  • President Donald Trump still lags behind his predecessors in nominating officials to Senate-confirmed government positions.
  • The president has signaled that many of those vacancies are intentional.
  • The Departments of State, Labor and Education, among others, have high proportions of unfilled, crucial jobs.
President Donald Trump talks to reporters and members of the media as he departs with his family going to his Mar-a-Lago resort for the Thanksgiving holiday on the South Lawn at the White House in Washington, DC on Tuesday, Nov. 21, 2017.
Jabin Botsford | The Washington Post | Getty Images
President Donald Trump talks to reporters and members of the media as he departs with his family going to his Mar-a-Lago resort for the Thanksgiving holiday on the South Lawn at the White House in Washington, DC on Tuesday, Nov. 21, 2017.

Ten months into his administration, President Donald Trump has not filled numerous holes in federal agencies.

Trump has broadly lagged behind his predecessors in appointing people to Senate-confirmed jobs. While major vacancies exist at several departments, some agencies lack officials at a bigger proportion of top posts than others.

As of Tuesday, Trump had nominated 458 people to posts deemed critical by the Partnership for Public Service, an organization that tracks presidential appointments.

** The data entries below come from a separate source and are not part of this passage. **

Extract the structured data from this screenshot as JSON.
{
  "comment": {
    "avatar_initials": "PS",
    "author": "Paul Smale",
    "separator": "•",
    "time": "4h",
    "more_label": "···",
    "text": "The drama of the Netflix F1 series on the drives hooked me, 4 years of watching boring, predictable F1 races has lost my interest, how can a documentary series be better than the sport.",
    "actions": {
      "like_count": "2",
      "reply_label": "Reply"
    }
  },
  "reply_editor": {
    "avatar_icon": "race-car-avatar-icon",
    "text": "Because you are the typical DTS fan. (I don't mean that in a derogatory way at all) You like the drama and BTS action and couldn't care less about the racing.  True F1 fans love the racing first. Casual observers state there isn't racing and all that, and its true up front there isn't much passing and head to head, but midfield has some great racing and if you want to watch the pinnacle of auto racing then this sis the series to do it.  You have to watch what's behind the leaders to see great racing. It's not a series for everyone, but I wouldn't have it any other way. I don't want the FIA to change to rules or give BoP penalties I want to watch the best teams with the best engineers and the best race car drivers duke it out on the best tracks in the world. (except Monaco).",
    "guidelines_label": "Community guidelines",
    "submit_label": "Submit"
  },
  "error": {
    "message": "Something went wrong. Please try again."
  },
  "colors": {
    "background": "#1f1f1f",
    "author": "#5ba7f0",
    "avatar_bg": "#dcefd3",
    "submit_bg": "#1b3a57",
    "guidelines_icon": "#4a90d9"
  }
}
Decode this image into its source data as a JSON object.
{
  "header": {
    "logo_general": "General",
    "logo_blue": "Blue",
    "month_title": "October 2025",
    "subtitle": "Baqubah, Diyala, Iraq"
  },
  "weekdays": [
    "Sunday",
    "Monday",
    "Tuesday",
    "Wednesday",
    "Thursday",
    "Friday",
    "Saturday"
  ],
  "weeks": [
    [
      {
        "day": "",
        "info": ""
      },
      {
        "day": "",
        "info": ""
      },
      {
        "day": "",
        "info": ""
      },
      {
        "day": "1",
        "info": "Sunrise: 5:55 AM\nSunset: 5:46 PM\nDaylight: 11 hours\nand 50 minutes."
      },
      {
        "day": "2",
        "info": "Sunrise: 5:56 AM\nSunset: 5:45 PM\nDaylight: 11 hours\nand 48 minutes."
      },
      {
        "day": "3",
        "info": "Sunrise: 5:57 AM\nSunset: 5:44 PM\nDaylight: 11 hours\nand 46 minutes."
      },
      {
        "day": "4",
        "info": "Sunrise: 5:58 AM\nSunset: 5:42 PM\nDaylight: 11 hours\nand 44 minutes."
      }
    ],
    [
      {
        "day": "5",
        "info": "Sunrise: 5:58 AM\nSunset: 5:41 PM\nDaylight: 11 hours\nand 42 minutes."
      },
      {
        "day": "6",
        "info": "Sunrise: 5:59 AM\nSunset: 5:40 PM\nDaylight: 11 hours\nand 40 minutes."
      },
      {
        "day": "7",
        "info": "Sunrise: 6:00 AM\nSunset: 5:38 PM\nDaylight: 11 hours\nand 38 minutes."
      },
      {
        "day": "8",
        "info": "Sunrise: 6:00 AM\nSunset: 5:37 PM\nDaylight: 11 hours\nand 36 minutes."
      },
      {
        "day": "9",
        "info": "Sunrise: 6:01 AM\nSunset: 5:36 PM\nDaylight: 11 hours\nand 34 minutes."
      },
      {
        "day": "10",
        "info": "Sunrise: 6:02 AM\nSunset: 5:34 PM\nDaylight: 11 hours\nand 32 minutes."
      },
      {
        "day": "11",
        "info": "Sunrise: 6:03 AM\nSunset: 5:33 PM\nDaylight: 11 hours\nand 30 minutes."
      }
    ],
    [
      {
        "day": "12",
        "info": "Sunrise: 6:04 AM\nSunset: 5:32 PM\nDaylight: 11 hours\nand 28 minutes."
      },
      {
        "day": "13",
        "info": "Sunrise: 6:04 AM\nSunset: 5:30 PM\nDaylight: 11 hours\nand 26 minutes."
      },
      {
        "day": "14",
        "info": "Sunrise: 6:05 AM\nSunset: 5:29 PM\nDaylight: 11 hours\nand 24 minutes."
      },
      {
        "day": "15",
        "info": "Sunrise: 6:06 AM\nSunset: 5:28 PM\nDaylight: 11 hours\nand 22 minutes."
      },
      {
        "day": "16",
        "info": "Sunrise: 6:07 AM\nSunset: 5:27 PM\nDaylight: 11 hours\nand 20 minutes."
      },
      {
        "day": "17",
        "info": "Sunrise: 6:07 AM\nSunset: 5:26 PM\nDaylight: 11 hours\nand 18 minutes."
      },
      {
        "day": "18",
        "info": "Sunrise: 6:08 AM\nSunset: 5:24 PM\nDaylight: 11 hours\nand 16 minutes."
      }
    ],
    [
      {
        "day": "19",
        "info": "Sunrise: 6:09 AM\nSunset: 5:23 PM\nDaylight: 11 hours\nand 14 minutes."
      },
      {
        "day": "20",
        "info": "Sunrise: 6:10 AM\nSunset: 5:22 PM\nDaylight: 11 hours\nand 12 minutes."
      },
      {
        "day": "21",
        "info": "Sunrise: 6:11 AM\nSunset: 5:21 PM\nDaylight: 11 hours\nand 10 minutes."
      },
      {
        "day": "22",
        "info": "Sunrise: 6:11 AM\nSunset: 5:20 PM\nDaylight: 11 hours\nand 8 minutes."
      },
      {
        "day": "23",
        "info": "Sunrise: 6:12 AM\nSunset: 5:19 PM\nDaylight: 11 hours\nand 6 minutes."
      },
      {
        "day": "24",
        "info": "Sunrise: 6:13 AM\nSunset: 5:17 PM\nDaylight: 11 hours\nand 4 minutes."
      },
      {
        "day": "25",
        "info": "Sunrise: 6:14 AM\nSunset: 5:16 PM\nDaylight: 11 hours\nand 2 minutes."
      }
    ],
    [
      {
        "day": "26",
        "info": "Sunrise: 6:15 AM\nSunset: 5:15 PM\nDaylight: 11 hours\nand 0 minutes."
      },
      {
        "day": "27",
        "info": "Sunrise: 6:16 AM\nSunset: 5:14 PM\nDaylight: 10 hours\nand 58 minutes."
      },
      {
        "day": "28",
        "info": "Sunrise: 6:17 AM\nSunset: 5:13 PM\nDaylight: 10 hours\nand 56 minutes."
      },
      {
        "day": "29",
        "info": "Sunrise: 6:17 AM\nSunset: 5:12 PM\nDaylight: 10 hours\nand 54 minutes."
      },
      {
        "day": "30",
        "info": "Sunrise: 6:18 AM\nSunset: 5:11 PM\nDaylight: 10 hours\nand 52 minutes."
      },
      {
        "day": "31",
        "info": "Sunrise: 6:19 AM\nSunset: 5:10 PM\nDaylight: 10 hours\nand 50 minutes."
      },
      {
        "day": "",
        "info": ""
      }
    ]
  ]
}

That figure, and the 249 people confirmed to those jobs by the Senate, fall short of the four presidents who preceded him at the same point in their presidencies.

Trump has signaled that he has left at least some of those positions deliberately unfilled. The president has questioned the need for many government jobs, particularly at the State Department, where he has called for significant budget cuts.

"Let me tell you, the one that matters is me," he told Fox News earlier this month when asked about vacancies in the department. "I'm the only one that matters, because when it comes to it, that's what the policy is going to be. You've seen that, you've seen it strongly."

He later added: "We don't need all of the people. You know, it's called cost-saving."

Aside from the State Department, agencies like the departments of Commerce and Agriculture also lack crucial appointed officials, said Max Stier, CEO of the Partnership for Public Service. The departments of Labor and Education, as well as the Environmental Protection Agency, are among the agencies that have seen the smallest proportion of Trump appointees confirmed to key jobs.

The White House did not immediately respond to a request for comment.

Qualified acting officials have served in many of the positions Trump has failed to fill, Stier said. But he likened them to substitute teachers, who lack all the tools to do their jobs effectively.

In addition, many of those officials just lost even more authority to carry out their jobs after Trump passed a key legal deadline.

Anne O'Connell, a law professor at the University of California, Berkeley, who has studied the presidential appointment process, expects confirmations for Trump administration jobs to pick up. She notes that the Senate had received 529 overall Trump nominations as of Nov. 17, including judicial appointments. At the same point in his presidency, President Barack Obama had sent 601 overall nominations.

She believes Trump will see a "big bump" in confirmations before the end of his first year in office in January. Republicans control 52 Senate seats and nominees only need a majority vote for confirmation.

While Trump has pledged not to fill many jobs in the government, O'Connell expects him to appoint officials in key agencies "if the White House cares about agencies carrying out its policy preferences."